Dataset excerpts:
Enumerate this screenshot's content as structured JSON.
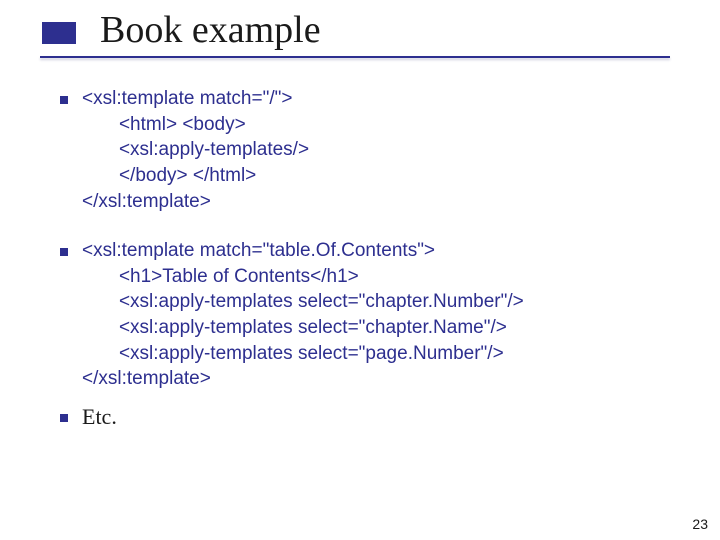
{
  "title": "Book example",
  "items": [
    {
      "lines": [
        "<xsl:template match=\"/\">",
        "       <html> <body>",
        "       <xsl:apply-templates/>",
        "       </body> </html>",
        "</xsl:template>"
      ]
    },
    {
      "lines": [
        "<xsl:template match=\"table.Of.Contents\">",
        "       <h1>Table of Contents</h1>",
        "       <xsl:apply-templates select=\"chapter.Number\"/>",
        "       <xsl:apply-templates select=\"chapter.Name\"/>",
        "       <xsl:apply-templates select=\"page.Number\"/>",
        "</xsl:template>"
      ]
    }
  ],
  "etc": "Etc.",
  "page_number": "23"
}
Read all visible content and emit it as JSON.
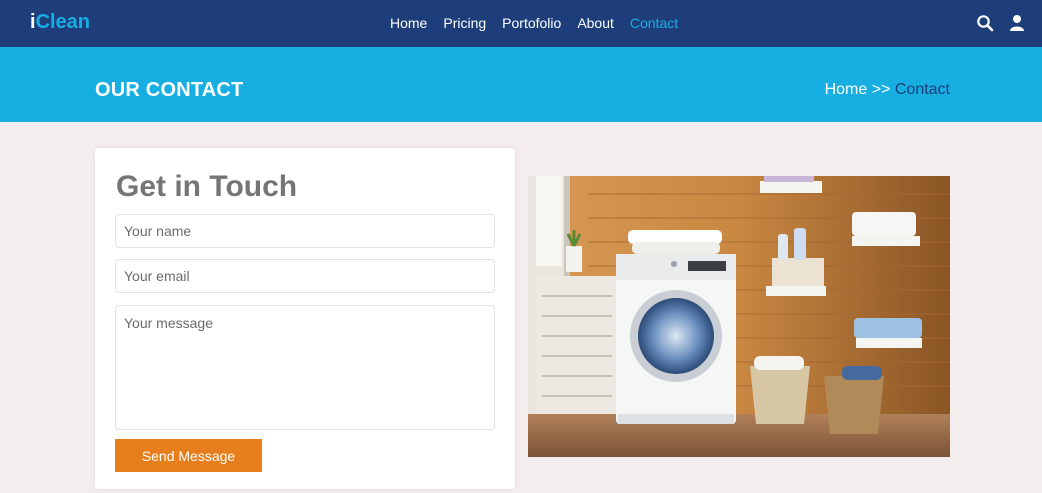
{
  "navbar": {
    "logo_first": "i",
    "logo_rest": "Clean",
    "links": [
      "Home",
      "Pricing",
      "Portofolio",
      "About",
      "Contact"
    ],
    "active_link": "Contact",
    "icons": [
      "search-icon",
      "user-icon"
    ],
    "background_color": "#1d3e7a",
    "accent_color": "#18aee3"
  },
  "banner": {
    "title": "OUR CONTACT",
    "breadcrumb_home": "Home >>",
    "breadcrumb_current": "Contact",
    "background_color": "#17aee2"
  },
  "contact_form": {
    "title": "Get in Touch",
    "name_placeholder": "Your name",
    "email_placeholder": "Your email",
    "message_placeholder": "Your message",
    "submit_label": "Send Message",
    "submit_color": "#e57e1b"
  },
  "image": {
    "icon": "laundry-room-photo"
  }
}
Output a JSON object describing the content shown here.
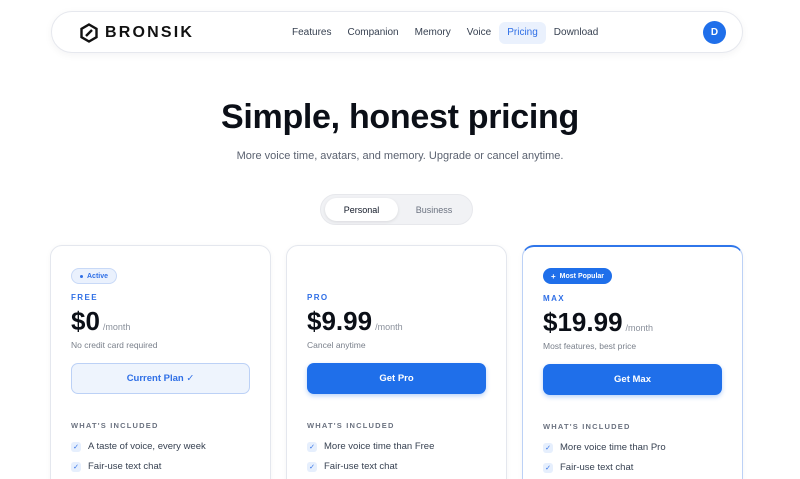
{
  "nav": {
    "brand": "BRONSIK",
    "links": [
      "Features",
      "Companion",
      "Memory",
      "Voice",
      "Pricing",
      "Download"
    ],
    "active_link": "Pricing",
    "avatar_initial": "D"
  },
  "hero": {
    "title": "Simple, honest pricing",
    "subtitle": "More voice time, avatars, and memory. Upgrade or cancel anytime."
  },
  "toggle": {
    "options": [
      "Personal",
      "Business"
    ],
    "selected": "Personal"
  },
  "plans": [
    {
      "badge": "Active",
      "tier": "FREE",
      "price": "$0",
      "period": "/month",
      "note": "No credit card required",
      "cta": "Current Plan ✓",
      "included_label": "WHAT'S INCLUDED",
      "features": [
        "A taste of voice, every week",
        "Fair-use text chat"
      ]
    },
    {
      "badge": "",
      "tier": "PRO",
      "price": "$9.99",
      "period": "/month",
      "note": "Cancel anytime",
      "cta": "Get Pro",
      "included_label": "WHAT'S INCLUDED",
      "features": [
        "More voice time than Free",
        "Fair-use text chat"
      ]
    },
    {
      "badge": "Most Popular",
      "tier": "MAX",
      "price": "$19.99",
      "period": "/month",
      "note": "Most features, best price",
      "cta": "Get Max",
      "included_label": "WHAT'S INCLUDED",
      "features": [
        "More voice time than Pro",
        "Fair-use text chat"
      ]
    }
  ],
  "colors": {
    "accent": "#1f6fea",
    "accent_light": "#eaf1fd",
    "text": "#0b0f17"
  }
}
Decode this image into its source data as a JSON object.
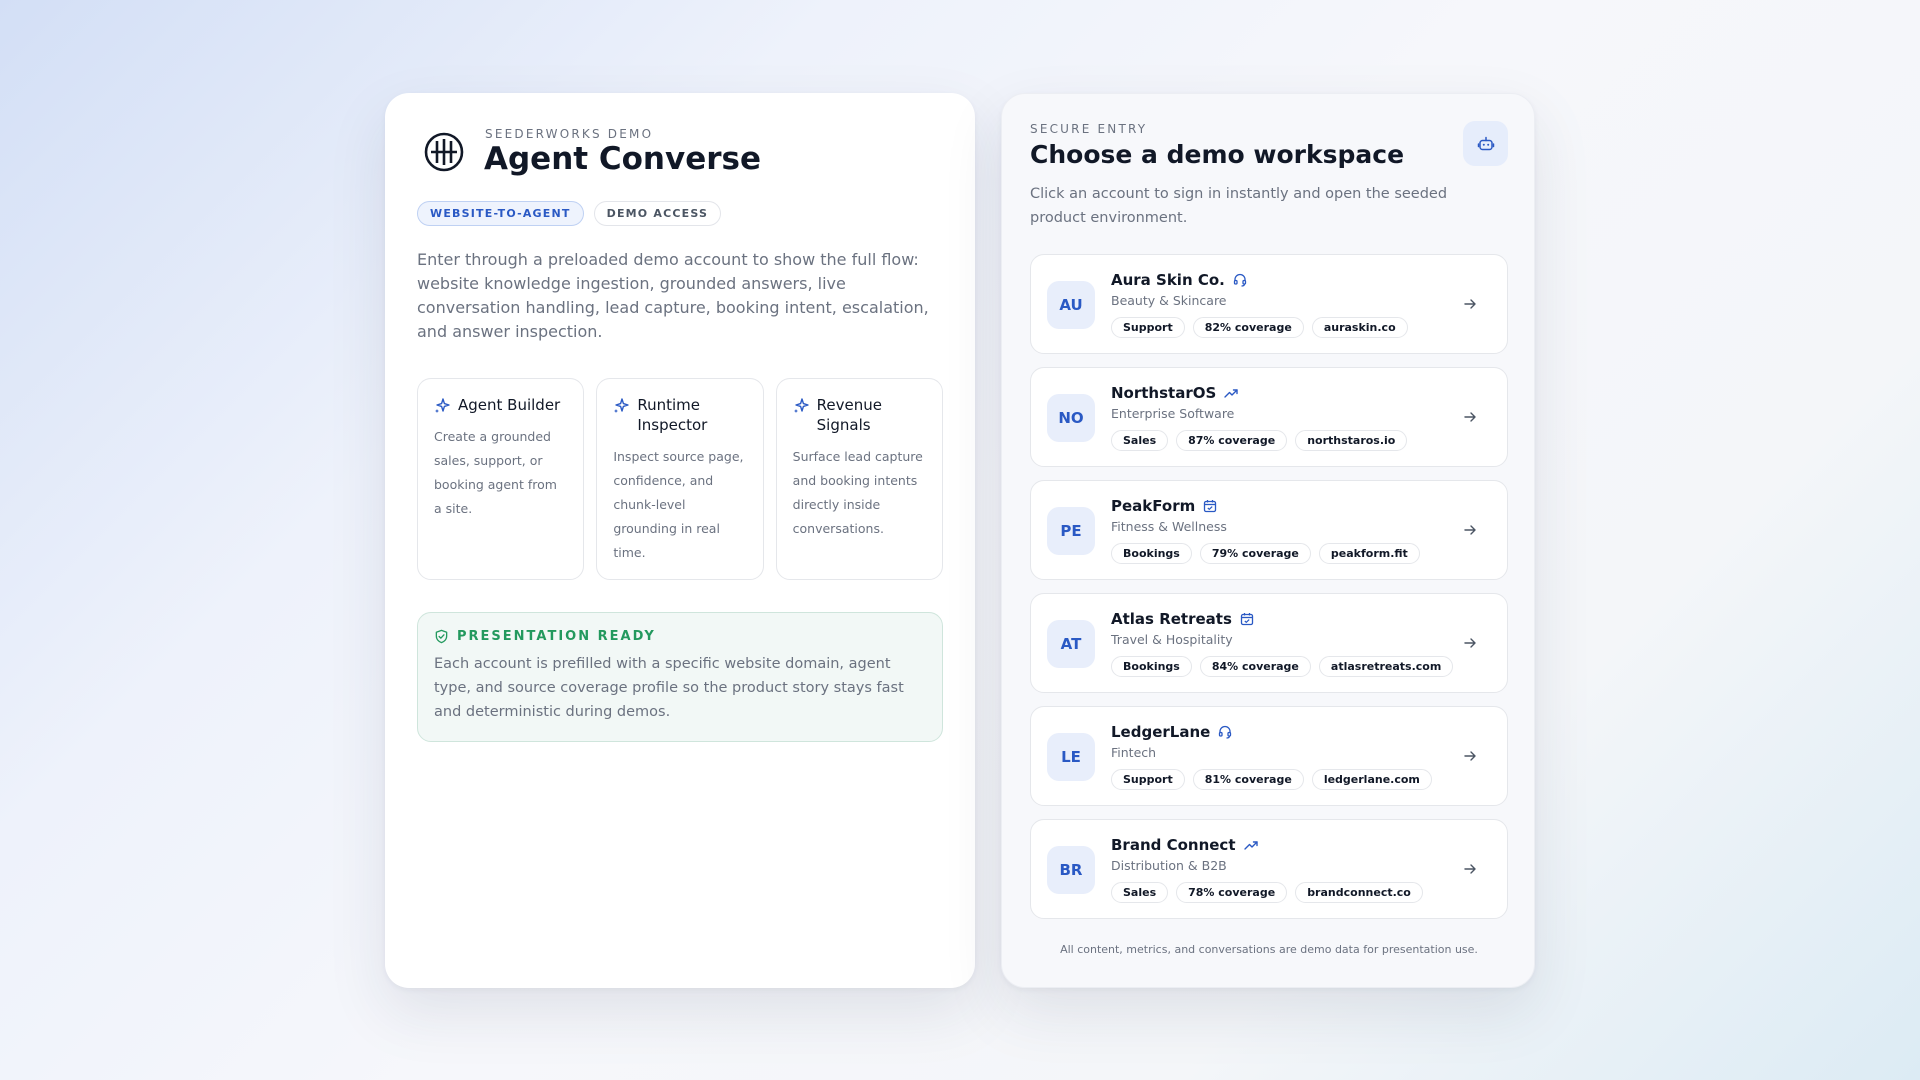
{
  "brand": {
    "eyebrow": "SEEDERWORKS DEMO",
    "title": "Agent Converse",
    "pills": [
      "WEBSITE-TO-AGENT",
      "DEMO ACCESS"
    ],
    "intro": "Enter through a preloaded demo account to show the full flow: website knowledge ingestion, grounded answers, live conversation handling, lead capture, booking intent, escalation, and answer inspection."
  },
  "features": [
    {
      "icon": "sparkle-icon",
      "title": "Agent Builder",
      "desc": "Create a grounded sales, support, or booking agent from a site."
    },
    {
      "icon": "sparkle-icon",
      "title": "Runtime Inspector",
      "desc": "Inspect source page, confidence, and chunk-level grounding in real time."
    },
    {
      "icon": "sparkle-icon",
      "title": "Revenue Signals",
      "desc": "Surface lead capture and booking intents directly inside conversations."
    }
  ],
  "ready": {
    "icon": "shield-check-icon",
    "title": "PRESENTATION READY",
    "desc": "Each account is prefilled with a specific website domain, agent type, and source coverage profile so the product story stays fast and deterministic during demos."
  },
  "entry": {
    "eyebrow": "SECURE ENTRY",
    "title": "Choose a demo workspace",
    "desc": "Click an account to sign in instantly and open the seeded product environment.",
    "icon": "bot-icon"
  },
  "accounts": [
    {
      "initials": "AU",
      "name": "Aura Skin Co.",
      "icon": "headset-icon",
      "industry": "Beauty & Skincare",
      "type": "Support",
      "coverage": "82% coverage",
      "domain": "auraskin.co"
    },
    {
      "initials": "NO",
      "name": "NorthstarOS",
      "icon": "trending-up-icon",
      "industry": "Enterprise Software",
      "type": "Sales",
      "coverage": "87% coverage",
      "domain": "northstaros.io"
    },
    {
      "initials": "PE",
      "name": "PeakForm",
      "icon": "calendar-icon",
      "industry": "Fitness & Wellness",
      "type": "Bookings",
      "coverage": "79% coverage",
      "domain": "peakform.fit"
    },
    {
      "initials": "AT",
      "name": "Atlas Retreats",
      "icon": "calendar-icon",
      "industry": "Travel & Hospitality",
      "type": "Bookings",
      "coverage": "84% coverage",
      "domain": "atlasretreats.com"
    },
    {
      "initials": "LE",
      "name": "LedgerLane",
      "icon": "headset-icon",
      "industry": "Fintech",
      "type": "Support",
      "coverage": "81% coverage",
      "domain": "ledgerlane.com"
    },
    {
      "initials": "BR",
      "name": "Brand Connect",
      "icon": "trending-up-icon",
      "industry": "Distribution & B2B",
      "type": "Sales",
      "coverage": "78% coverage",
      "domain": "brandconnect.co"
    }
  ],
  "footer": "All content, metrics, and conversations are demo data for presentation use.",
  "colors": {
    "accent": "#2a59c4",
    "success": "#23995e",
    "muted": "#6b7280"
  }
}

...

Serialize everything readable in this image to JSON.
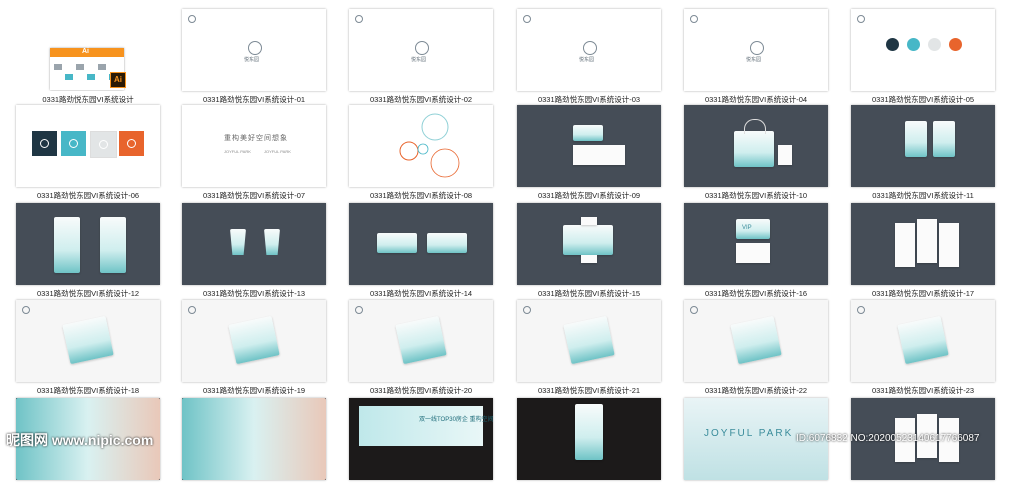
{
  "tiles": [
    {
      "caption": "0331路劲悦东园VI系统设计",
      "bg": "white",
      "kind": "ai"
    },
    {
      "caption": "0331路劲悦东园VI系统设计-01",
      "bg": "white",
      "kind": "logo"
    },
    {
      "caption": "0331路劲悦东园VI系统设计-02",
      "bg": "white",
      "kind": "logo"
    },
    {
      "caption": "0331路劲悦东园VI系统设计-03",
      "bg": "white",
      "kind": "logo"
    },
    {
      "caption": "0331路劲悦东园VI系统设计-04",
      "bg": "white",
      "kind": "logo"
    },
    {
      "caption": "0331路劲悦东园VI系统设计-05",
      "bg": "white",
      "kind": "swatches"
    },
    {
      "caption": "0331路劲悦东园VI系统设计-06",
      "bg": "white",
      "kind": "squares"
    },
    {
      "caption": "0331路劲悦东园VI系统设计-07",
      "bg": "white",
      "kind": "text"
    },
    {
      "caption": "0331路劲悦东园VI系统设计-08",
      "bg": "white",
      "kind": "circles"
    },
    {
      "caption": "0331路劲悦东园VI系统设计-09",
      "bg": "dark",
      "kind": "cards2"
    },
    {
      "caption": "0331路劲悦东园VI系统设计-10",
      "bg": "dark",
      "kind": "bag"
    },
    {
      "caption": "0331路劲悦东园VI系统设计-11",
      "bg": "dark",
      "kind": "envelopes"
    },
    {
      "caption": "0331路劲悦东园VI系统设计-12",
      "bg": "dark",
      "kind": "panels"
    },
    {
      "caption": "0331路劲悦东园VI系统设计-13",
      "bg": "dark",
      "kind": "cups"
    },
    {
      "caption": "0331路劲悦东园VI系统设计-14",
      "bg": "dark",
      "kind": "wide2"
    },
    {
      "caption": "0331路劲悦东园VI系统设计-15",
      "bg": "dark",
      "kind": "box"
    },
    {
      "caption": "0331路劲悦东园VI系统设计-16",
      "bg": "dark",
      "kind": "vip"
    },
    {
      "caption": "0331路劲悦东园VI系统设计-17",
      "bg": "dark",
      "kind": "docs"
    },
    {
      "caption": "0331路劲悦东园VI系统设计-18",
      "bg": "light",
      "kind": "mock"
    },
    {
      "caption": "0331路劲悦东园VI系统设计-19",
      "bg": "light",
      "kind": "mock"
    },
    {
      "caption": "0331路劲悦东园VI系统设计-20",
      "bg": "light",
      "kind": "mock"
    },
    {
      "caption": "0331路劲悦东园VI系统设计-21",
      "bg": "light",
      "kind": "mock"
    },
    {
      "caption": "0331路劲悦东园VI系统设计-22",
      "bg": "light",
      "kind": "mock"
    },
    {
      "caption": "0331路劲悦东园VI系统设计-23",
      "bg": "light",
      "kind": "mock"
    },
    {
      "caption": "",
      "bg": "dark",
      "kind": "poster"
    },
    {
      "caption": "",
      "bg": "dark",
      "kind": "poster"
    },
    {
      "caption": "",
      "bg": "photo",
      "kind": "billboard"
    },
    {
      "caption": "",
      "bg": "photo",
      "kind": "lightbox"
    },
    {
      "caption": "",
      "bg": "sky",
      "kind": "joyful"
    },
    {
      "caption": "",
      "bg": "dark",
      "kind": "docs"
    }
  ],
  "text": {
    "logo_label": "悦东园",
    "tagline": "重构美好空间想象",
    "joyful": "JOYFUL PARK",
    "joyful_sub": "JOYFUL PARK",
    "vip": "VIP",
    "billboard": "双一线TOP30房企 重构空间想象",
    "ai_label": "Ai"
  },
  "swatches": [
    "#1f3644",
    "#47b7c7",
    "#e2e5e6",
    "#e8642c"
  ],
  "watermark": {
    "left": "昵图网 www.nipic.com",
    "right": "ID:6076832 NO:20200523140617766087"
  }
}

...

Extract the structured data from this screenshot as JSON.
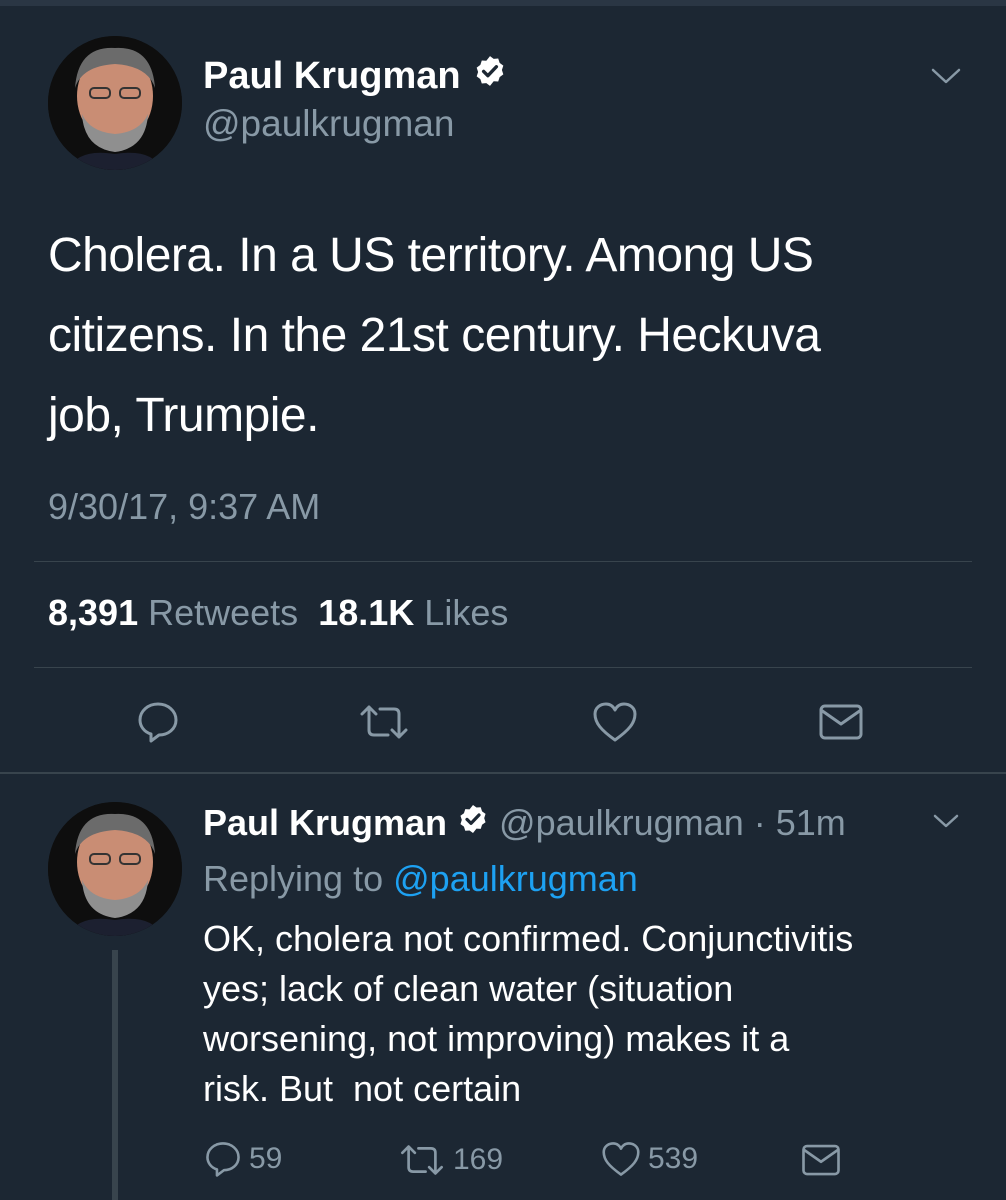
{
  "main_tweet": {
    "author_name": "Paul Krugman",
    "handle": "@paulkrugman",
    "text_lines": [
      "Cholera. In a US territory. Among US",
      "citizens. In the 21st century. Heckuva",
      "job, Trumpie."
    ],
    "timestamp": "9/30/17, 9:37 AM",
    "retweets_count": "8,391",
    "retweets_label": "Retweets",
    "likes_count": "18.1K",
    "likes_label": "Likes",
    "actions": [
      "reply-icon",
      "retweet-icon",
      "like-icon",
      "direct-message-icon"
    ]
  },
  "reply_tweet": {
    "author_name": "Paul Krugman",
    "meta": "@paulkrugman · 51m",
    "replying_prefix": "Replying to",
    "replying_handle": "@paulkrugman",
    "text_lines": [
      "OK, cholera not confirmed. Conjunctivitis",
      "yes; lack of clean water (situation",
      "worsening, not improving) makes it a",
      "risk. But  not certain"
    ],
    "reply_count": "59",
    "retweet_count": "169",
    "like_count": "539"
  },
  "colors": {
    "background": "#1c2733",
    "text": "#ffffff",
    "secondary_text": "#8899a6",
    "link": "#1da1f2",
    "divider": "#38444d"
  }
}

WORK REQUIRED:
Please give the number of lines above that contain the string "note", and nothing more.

EXERCISE SOLUTION:
3